ABOUT THIS TASK:
Only the number is needed: how many lines in the entries below contain the string "JSON"?

[SUPPLIED DATA Boundary: Start]

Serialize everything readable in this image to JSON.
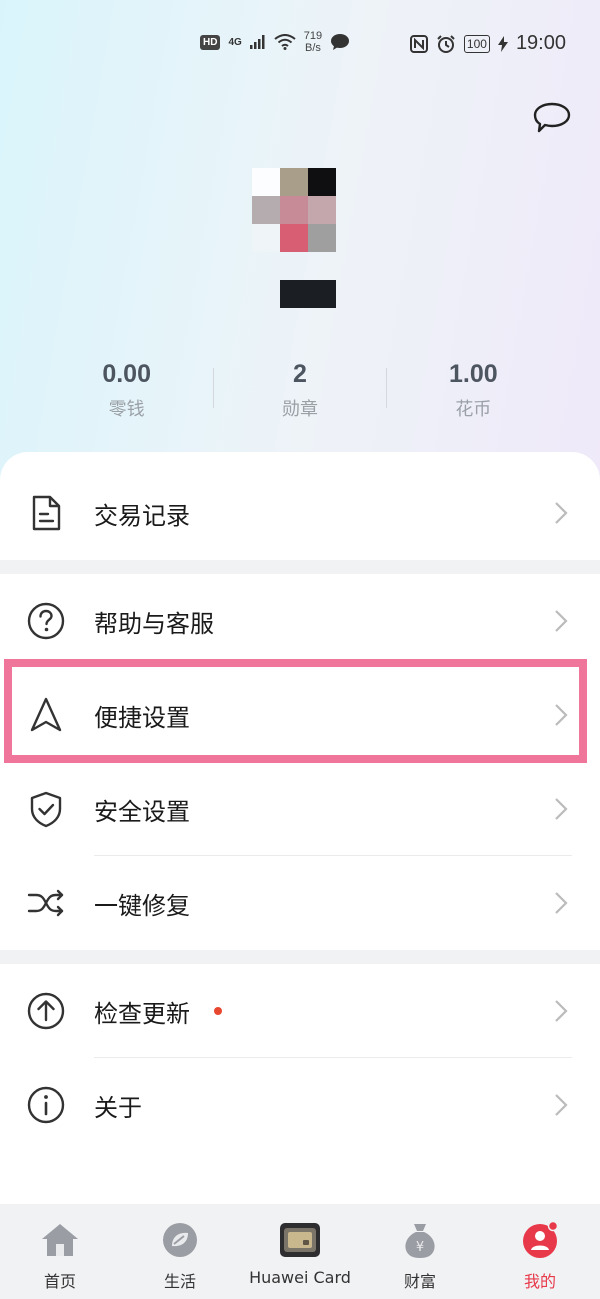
{
  "status_bar": {
    "hd": "HD",
    "network": "4G",
    "speed_value": "719",
    "speed_unit": "B/s",
    "battery": "100",
    "time": "19:00"
  },
  "stats": [
    {
      "value": "0.00",
      "label": "零钱"
    },
    {
      "value": "2",
      "label": "勋章"
    },
    {
      "value": "1.00",
      "label": "花币"
    }
  ],
  "menu": {
    "transactions": "交易记录",
    "help": "帮助与客服",
    "quick_settings": "便捷设置",
    "security": "安全设置",
    "repair": "一键修复",
    "update": "检查更新",
    "about": "关于"
  },
  "nav": [
    {
      "label": "首页",
      "icon": "home-icon"
    },
    {
      "label": "生活",
      "icon": "life-icon"
    },
    {
      "label": "Huawei Card",
      "icon": "card-icon"
    },
    {
      "label": "财富",
      "icon": "money-bag-icon"
    },
    {
      "label": "我的",
      "icon": "profile-icon"
    }
  ],
  "colors": {
    "accent": "#e8394a",
    "highlight_border": "#f0759a",
    "notice_dot": "#e8472f"
  }
}
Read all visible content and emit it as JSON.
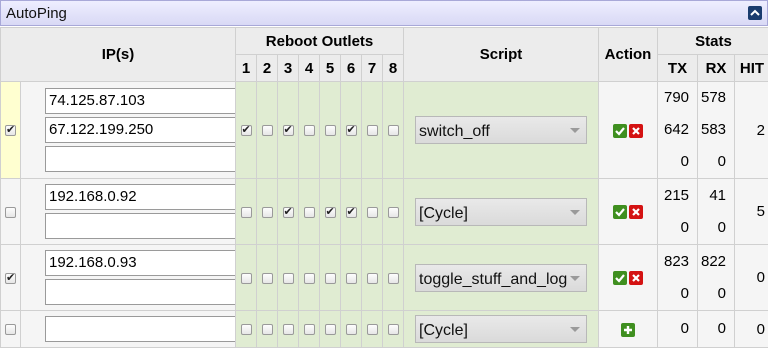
{
  "app": {
    "title": "AutoPing"
  },
  "header": {
    "ips": "IP(s)",
    "reboot_outlets": "Reboot Outlets",
    "outlets": [
      "1",
      "2",
      "3",
      "4",
      "5",
      "6",
      "7",
      "8"
    ],
    "script": "Script",
    "action": "Action",
    "stats": "Stats",
    "tx": "TX",
    "rx": "RX",
    "hit": "HIT"
  },
  "rows": [
    {
      "selected": true,
      "ips": [
        "74.125.87.103",
        "67.122.199.250",
        ""
      ],
      "outlets": [
        true,
        false,
        true,
        false,
        false,
        true,
        false,
        false
      ],
      "script": "switch_off",
      "tx": [
        "790",
        "642",
        "0"
      ],
      "rx": [
        "578",
        "583",
        "0"
      ],
      "hit": "2"
    },
    {
      "selected": false,
      "ips": [
        "192.168.0.92",
        ""
      ],
      "outlets": [
        false,
        false,
        true,
        false,
        true,
        true,
        false,
        false
      ],
      "script": "[Cycle]",
      "tx": [
        "215",
        "0"
      ],
      "rx": [
        "41",
        "0"
      ],
      "hit": "5"
    },
    {
      "selected": true,
      "ips": [
        "192.168.0.93",
        ""
      ],
      "outlets": [
        false,
        false,
        false,
        false,
        false,
        false,
        false,
        false
      ],
      "script": "toggle_stuff_and_log",
      "tx": [
        "823",
        "0"
      ],
      "rx": [
        "822",
        "0"
      ],
      "hit": "0"
    },
    {
      "selected": false,
      "ips": [
        ""
      ],
      "outlets": [
        false,
        false,
        false,
        false,
        false,
        false,
        false,
        false
      ],
      "script": "[Cycle]",
      "tx": [
        "0"
      ],
      "rx": [
        "0"
      ],
      "hit": "0"
    }
  ],
  "colors": {
    "accent_green": "#3f8f1f",
    "delete_red": "#d41212",
    "outlet_bg": "#e0ecd2"
  },
  "icons": {
    "collapse": "chevron-up-icon",
    "confirm": "check-icon",
    "delete": "x-icon",
    "add": "plus-icon"
  }
}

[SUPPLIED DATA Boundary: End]

ANSWER BOX:
2